* Prompt: Beginning with the first entry, set down each one exactly as shown.

* Provided material:
# # # # #

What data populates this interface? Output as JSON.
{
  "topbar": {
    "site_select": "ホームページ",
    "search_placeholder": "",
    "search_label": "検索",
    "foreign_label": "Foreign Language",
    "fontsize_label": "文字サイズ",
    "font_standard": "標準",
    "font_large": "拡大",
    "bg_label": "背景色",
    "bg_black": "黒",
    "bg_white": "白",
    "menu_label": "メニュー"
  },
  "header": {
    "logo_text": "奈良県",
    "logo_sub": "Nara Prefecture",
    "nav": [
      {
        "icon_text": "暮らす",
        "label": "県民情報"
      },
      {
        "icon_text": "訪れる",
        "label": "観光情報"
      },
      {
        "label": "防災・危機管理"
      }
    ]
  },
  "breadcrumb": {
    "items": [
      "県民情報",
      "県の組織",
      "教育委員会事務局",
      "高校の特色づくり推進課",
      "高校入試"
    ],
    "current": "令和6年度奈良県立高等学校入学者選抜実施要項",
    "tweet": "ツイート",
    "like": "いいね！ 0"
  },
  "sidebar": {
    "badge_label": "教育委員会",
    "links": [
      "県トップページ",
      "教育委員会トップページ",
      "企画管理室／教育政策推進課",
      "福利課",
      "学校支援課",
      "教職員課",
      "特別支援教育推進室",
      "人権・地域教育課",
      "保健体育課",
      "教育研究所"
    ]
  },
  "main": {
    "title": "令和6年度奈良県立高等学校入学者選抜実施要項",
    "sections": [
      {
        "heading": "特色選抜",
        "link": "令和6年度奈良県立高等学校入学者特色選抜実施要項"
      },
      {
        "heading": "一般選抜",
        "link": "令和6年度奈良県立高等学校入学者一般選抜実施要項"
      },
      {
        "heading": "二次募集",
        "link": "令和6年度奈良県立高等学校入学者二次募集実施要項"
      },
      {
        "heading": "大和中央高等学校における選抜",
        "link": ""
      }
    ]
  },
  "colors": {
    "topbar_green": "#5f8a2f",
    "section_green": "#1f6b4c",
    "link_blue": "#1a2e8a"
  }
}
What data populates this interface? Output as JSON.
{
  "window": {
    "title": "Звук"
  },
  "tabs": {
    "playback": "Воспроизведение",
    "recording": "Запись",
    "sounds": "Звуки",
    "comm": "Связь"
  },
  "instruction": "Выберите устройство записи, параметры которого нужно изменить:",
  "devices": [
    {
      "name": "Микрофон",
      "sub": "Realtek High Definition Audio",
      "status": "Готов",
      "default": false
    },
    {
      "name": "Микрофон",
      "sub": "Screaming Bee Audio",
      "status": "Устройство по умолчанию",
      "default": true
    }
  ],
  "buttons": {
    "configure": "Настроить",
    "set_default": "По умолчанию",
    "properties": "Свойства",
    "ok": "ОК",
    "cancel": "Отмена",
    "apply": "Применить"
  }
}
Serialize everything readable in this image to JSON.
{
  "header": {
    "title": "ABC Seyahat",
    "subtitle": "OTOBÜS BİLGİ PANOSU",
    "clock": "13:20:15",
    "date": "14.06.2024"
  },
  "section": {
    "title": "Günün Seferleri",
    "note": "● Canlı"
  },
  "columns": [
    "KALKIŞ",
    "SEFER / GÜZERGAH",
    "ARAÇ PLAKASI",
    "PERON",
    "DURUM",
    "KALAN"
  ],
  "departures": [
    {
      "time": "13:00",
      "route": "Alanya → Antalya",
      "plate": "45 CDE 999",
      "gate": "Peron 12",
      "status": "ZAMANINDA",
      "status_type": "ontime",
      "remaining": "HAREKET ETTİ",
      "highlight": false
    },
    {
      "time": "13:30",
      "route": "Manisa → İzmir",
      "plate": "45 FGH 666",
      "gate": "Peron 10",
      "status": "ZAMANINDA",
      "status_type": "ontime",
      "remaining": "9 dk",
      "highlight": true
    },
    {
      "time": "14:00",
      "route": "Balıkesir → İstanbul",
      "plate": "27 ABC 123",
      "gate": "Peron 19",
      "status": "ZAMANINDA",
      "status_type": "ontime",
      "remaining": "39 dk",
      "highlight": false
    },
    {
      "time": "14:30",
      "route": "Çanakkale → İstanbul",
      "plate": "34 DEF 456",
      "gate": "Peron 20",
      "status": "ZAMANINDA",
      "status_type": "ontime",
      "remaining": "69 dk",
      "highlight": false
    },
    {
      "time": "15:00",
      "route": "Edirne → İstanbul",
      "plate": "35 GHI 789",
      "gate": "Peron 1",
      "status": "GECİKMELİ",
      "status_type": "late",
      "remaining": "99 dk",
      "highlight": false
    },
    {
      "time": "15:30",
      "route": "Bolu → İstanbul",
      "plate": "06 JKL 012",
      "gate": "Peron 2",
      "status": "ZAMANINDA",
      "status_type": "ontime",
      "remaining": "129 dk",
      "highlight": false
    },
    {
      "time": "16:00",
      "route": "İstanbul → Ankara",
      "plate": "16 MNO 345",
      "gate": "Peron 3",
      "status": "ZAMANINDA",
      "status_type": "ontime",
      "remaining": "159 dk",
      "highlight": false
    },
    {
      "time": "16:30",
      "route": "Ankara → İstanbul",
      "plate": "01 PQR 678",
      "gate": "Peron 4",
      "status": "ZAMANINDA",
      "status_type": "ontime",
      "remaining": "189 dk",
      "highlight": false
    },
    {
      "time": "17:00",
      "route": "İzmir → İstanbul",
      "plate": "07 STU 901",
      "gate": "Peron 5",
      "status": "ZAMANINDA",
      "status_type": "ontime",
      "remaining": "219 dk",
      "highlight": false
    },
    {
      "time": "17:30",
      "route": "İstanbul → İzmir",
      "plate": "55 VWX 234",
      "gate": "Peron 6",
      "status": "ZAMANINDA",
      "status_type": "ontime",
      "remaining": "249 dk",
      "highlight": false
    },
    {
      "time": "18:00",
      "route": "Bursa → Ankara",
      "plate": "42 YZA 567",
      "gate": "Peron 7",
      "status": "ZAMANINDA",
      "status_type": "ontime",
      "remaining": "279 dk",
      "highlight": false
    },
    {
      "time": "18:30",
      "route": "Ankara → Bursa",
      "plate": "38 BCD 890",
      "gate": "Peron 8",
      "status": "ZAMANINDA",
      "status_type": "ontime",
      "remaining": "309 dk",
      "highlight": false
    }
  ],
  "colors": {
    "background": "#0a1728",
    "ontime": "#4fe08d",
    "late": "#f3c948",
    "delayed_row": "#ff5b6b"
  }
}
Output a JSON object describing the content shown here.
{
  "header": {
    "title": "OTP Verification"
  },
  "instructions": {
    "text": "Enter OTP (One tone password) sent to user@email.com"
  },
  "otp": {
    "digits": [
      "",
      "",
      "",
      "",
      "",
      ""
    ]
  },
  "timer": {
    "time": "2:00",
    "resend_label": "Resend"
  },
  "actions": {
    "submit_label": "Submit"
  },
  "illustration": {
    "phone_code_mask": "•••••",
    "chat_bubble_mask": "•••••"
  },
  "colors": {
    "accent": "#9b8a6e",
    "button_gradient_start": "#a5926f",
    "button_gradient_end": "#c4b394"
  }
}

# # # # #

* Response area:
What data populates this interface? Output as JSON.
{
  "topbar": {
    "site_select": "ホームページ",
    "search_placeholder": "",
    "search_label": "検索",
    "foreign_label": "Foreign Language",
    "fontsize_label": "文字サイズ",
    "font_standard": "標準",
    "font_large": "拡大",
    "bg_label": "背景色",
    "bg_black": "黒",
    "bg_white": "白",
    "menu_label": "メニュー"
  },
  "header": {
    "logo_text": "奈良県",
    "logo_sub": "Nara Prefecture",
    "nav": [
      {
        "icon_text": "暮らす",
        "label": "県民情報"
      },
      {
        "icon_text": "訪れる",
        "label": "観光情報"
      },
      {
        "label": "防災・危機管理"
      }
    ]
  },
  "breadcrumb": {
    "items": [
      "県民情報",
      "県の組織",
      "教育委員会事務局",
      "高校の特色づくり推進課",
      "高校入試"
    ],
    "current": "令和6年度奈良県立高等学校入学者選抜実施要項",
    "tweet": "ツイート",
    "like": "いいね！ 0"
  },
  "sidebar": {
    "badge_label": "教育委員会",
    "links": [
      "県トップページ",
      "教育委員会トップページ",
      "企画管理室／教育政策推進課",
      "福利課",
      "学校支援課",
      "教職員課",
      "特別支援教育推進室",
      "人権・地域教育課",
      "保健体育課",
      "教育研究所"
    ]
  },
  "main": {
    "title": "令和6年度奈良県立高等学校入学者選抜実施要項",
    "sections": [
      {
        "heading": "特色選抜",
        "link": "令和6年度奈良県立高等学校入学者特色選抜実施要項"
      },
      {
        "heading": "一般選抜",
        "link": "令和6年度奈良県立高等学校入学者一般選抜実施要項"
      },
      {
        "heading": "二次募集",
        "link": "令和6年度奈良県立高等学校入学者二次募集実施要項"
      },
      {
        "heading": "大和中央高等学校における選抜",
        "link": ""
      }
    ]
  },
  "colors": {
    "topbar_green": "#5f8a2f",
    "section_green": "#1f6b4c",
    "link_blue": "#1a2e8a"
  }
}
What data populates this interface? Output as JSON.
{
  "window": {
    "title": "Звук"
  },
  "tabs": {
    "playback": "Воспроизведение",
    "recording": "Запись",
    "sounds": "Звуки",
    "comm": "Связь"
  },
  "instruction": "Выберите устройство записи, параметры которого нужно изменить:",
  "devices": [
    {
      "name": "Микрофон",
      "sub": "Realtek High Definition Audio",
      "status": "Готов",
      "default": false
    },
    {
      "name": "Микрофон",
      "sub": "Screaming Bee Audio",
      "status": "Устройство по умолчанию",
      "default": true
    }
  ],
  "buttons": {
    "configure": "Настроить",
    "set_default": "По умолчанию",
    "properties": "Свойства",
    "ok": "ОК",
    "cancel": "Отмена",
    "apply": "Применить"
  }
}
Serialize everything readable in this image to JSON.
{
  "header": {
    "title": "ABC Seyahat",
    "subtitle": "OTOBÜS BİLGİ PANOSU",
    "clock": "13:20:15",
    "date": "14.06.2024"
  },
  "section": {
    "title": "Günün Seferleri",
    "note": "● Canlı"
  },
  "columns": [
    "KALKIŞ",
    "SEFER / GÜZERGAH",
    "ARAÇ PLAKASI",
    "PERON",
    "DURUM",
    "KALAN"
  ],
  "departures": [
    {
      "time": "13:00",
      "route": "Alanya → Antalya",
      "plate": "45 CDE 999",
      "gate": "Peron 12",
      "status": "ZAMANINDA",
      "status_type": "ontime",
      "remaining": "HAREKET ETTİ",
      "highlight": false
    },
    {
      "time": "13:30",
      "route": "Manisa → İzmir",
      "plate": "45 FGH 666",
      "gate": "Peron 10",
      "status": "ZAMANINDA",
      "status_type": "ontime",
      "remaining": "9 dk",
      "highlight": true
    },
    {
      "time": "14:00",
      "route": "Balıkesir → İstanbul",
      "plate": "27 ABC 123",
      "gate": "Peron 19",
      "status": "ZAMANINDA",
      "status_type": "ontime",
      "remaining": "39 dk",
      "highlight": false
    },
    {
      "time": "14:30",
      "route": "Çanakkale → İstanbul",
      "plate": "34 DEF 456",
      "gate": "Peron 20",
      "status": "ZAMANINDA",
      "status_type": "ontime",
      "remaining": "69 dk",
      "highlight": false
    },
    {
      "time": "15:00",
      "route": "Edirne → İstanbul",
      "plate": "35 GHI 789",
      "gate": "Peron 1",
      "status": "GECİKMELİ",
      "status_type": "late",
      "remaining": "99 dk",
      "highlight": false
    },
    {
      "time": "15:30",
      "route": "Bolu → İstanbul",
      "plate": "06 JKL 012",
      "gate": "Peron 2",
      "status": "ZAMANINDA",
      "status_type": "ontime",
      "remaining": "129 dk",
      "highlight": false
    },
    {
      "time": "16:00",
      "route": "İstanbul → Ankara",
      "plate": "16 MNO 345",
      "gate": "Peron 3",
      "status": "ZAMANINDA",
      "status_type": "ontime",
      "remaining": "159 dk",
      "highlight": false
    },
    {
      "time": "16:30",
      "route": "Ankara → İstanbul",
      "plate": "01 PQR 678",
      "gate": "Peron 4",
      "status": "ZAMANINDA",
      "status_type": "ontime",
      "remaining": "189 dk",
      "highlight": false
    },
    {
      "time": "17:00",
      "route": "İzmir → İstanbul",
      "plate": "07 STU 901",
      "gate": "Peron 5",
      "status": "ZAMANINDA",
      "status_type": "ontime",
      "remaining": "219 dk",
      "highlight": false
    },
    {
      "time": "17:30",
      "route": "İstanbul → İzmir",
      "plate": "55 VWX 234",
      "gate": "Peron 6",
      "status": "ZAMANINDA",
      "status_type": "ontime",
      "remaining": "249 dk",
      "highlight": false
    },
    {
      "time": "18:00",
      "route": "Bursa → Ankara",
      "plate": "42 YZA 567",
      "gate": "Peron 7",
      "status": "ZAMANINDA",
      "status_type": "ontime",
      "remaining": "279 dk",
      "highlight": false
    },
    {
      "time": "18:30",
      "route": "Ankara → Bursa",
      "plate": "38 BCD 890",
      "gate": "Peron 8",
      "status": "ZAMANINDA",
      "status_type": "ontime",
      "remaining": "309 dk",
      "highlight": false
    }
  ],
  "colors": {
    "background": "#0a1728",
    "ontime": "#4fe08d",
    "late": "#f3c948",
    "delayed_row": "#ff5b6b"
  }
}
Output a JSON object describing the content shown here.
{
  "header": {
    "title": "OTP Verification"
  },
  "instructions": {
    "text": "Enter OTP (One tone password) sent to user@email.com"
  },
  "otp": {
    "digits": [
      "",
      "",
      "",
      "",
      "",
      ""
    ]
  },
  "timer": {
    "time": "2:00",
    "resend_label": "Resend"
  },
  "actions": {
    "submit_label": "Submit"
  },
  "illustration": {
    "phone_code_mask": "•••••",
    "chat_bubble_mask": "•••••"
  },
  "colors": {
    "accent": "#9b8a6e",
    "button_gradient_start": "#a5926f",
    "button_gradient_end": "#c4b394"
  }
}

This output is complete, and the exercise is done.